Determine how many lines in the entries below include the word "preview", and reply with that number alone.

Excerpts from a dataset:
⟨
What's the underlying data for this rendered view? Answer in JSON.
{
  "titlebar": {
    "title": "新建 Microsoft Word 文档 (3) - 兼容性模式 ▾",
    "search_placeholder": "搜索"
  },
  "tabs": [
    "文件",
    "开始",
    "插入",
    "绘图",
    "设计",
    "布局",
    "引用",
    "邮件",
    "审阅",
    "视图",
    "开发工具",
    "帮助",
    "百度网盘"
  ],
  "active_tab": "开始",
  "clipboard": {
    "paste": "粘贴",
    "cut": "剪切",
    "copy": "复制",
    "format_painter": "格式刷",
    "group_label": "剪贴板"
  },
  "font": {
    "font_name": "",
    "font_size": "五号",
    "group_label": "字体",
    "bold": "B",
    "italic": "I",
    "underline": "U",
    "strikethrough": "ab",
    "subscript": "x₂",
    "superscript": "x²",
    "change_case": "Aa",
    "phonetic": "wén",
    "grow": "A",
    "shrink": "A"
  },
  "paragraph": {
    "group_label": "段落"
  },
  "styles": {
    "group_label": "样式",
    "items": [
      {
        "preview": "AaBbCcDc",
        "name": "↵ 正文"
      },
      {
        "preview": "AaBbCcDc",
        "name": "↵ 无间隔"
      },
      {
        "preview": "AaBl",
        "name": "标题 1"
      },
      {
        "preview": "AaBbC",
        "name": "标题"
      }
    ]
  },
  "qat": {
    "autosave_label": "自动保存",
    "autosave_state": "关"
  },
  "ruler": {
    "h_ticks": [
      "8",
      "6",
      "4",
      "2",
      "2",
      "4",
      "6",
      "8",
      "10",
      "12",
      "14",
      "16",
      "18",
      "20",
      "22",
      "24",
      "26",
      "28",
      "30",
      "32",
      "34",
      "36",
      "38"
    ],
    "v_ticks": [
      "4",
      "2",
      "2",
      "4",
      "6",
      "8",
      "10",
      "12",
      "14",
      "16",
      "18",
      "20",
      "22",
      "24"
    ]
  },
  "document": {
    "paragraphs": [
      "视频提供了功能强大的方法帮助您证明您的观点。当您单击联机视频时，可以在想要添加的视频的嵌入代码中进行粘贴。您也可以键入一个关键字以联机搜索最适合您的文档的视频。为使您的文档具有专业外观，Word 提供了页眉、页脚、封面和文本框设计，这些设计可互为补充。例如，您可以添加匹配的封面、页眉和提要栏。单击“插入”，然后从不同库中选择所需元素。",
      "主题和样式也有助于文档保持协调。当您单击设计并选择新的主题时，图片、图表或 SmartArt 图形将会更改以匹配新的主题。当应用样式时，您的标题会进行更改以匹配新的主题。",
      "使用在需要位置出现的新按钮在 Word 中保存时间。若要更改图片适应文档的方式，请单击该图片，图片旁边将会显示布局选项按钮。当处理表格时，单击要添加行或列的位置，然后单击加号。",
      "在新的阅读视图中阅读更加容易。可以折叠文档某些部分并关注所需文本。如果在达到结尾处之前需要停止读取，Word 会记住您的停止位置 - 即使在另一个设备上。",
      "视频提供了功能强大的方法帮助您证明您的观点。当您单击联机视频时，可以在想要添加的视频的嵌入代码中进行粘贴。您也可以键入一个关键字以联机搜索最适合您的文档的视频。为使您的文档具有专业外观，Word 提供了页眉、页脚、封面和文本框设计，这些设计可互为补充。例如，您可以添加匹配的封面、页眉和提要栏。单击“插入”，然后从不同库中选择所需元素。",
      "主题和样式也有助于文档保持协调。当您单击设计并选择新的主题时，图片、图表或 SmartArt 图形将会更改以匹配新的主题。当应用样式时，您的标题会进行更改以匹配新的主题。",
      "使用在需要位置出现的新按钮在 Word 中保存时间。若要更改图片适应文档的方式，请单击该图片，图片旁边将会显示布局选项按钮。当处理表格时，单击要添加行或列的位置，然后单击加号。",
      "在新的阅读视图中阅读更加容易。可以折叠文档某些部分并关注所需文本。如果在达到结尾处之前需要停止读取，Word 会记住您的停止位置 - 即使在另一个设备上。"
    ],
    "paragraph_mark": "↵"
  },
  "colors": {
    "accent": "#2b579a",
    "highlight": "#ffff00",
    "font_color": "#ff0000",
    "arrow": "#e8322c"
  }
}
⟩
→ **ANSWER FOR THE TASK**
4